As I began to read this book, I recalled Voltaire's suggestion that we cherish those who seek the truth...but beware of those who find it. Few will quarrel with Randy Gage's faith in becoming - and then remaining -- "smart, healthy & rich" but many will disagree with his opinions which he presents as facts (e.g. the late Pope "leaves behind a legacy of poverty, ignorance, and despair" and with his suggestions which come across as fiats (e.g. those whose purpose is to "serve God" ought to be in a straightjacket"). Somewhere well-buried within this book is a very important insight which complements Voltaire's: Too often, too many of us are unwilling and/or unable to think independently (e.g. to challenge the assumptions and premises of so-called "conventional wisdom"), and then, to take principled and effective action, guided and informed by what our independent thinking reveals.
All of us make bad decisions at one time or another. Obviously, Gage asserts, it is "dumb" to repeat them. For example, to become addicted to health-threatening behavior as well as to spend far in excess of income while maxing out credit cards. Various bad decisions can significantly reduce one's quality of life, standard of living, and career. How easy it is to be controlled by what James O'Toole has aptly characterized as "the ideology of comfort and the tyranny of custom." Presumably helping people to avoid or escape from such control is one of the reasons why he wrote this book. It is a worthy objective.
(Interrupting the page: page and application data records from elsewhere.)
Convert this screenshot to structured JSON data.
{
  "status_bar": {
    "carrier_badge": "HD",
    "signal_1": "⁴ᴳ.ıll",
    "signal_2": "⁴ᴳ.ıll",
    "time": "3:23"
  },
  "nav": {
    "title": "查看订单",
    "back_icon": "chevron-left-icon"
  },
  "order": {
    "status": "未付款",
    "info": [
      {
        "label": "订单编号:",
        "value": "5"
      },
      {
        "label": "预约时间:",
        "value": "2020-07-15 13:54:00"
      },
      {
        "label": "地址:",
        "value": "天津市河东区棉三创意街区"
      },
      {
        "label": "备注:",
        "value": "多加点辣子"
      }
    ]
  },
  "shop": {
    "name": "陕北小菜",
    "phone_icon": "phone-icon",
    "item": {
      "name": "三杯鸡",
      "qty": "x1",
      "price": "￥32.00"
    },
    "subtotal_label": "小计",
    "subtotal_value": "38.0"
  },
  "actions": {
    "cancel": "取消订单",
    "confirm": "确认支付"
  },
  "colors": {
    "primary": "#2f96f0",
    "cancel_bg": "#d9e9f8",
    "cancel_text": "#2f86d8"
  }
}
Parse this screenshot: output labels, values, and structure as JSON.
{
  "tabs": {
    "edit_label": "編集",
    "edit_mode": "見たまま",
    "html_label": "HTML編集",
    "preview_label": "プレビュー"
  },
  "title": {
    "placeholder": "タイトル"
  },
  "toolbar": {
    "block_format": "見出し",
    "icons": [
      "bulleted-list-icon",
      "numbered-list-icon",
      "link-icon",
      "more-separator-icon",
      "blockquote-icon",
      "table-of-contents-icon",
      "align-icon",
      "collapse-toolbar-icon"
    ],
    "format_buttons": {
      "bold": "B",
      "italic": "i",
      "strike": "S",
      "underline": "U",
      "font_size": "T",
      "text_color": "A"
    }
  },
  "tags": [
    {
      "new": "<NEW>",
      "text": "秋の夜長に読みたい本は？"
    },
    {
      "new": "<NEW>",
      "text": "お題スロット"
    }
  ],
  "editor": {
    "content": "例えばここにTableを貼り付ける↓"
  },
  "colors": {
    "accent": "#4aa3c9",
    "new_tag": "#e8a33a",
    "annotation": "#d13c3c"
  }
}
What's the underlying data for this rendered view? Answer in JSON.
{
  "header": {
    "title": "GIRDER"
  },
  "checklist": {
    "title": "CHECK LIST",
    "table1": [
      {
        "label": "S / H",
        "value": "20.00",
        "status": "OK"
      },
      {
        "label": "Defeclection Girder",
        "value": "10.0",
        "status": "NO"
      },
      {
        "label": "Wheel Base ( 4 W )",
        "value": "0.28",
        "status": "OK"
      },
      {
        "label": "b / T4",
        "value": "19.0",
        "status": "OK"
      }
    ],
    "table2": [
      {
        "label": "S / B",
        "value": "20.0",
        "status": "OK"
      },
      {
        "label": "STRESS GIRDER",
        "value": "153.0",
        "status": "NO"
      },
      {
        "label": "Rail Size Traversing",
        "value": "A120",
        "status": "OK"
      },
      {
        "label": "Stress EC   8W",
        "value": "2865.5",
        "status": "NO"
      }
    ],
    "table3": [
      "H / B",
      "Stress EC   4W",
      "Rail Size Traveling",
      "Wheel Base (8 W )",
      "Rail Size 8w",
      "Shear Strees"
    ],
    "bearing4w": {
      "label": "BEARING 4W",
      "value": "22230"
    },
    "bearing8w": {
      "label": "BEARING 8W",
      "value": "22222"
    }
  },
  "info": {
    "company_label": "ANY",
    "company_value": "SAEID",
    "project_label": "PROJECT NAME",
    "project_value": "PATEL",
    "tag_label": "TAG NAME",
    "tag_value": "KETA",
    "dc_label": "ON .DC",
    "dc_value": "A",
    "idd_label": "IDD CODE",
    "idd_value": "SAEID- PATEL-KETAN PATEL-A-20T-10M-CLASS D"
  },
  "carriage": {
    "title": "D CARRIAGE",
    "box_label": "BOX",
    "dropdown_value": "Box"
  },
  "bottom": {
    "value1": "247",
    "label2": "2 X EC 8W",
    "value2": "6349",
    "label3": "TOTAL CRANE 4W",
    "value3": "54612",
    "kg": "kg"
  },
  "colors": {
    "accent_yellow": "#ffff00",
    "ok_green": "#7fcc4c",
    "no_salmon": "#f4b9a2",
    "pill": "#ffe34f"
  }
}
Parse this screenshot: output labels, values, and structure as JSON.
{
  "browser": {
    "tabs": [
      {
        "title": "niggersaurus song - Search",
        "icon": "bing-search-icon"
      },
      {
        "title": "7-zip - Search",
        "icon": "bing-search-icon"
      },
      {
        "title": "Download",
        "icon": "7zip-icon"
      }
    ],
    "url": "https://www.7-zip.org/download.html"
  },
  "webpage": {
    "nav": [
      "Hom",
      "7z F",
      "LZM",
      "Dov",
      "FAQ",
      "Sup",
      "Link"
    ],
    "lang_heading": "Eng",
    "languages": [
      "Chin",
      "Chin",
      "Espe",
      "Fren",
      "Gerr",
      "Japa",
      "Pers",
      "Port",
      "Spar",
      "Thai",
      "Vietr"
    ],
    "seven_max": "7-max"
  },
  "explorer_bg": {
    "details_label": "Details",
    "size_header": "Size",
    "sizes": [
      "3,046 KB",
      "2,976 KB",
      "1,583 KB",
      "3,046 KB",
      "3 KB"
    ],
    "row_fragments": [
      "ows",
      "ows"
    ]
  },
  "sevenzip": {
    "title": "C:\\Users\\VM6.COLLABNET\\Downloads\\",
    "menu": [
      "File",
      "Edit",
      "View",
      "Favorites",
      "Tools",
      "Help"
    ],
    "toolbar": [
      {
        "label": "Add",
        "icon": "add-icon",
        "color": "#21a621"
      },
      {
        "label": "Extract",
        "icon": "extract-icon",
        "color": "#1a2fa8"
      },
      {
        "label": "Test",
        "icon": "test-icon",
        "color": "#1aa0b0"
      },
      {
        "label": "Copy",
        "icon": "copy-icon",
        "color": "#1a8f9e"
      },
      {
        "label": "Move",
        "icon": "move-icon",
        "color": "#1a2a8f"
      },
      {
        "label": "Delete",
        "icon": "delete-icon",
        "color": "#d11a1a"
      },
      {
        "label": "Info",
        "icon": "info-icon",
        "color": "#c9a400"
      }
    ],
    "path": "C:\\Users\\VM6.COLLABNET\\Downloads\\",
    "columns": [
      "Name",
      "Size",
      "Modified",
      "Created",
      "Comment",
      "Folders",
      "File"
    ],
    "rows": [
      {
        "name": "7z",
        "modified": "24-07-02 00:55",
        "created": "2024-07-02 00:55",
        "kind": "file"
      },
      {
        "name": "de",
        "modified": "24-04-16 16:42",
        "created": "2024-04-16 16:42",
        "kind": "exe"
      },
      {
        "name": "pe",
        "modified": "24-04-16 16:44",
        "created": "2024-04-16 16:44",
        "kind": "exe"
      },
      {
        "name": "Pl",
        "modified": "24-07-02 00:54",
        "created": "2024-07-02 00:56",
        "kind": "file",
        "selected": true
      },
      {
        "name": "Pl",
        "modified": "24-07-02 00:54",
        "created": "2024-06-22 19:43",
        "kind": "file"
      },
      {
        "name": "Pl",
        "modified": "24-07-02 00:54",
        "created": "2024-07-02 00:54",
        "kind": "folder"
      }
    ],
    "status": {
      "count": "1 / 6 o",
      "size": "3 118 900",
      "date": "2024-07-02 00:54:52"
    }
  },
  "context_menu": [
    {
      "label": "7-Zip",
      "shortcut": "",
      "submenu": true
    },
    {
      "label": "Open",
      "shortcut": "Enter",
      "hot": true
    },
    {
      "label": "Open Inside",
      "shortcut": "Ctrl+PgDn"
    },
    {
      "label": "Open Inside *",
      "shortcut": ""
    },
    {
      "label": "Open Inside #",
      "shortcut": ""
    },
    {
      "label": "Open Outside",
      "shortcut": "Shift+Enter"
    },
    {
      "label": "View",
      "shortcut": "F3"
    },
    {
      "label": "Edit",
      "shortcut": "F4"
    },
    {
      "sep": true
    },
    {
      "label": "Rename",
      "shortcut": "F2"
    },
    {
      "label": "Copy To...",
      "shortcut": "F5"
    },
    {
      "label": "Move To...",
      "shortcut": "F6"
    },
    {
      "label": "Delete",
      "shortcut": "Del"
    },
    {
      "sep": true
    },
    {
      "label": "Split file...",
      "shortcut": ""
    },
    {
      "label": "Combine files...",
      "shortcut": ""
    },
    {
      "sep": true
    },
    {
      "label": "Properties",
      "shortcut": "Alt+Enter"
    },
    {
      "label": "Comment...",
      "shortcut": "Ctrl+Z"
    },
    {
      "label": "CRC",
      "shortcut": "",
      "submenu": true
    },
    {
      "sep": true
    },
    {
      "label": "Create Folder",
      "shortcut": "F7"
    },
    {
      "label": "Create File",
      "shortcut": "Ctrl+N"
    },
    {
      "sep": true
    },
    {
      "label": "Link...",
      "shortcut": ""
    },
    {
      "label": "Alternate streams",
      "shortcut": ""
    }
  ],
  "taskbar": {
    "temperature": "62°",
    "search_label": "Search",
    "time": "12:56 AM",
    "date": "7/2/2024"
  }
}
Frankly, I would have added another star to the rating were it not for Gage's frequent use of confrontational ("shock") rhetoric which, in my opinion, creates distractions throughout the flow of his narrative. Of course, making the right decisions cannot guarantee that one will become "smart, healthy & rich!" but that will certainly improve the odds. According to Gage, the fundamental challenge is to replace a "fear of success" mindset with a faith in what can be accomplished, and then make whatever changes may be necessary in one's values, attitudes, and behavior to achieve the desired objectives. It is that easy...and, yes, that difficult...but possible.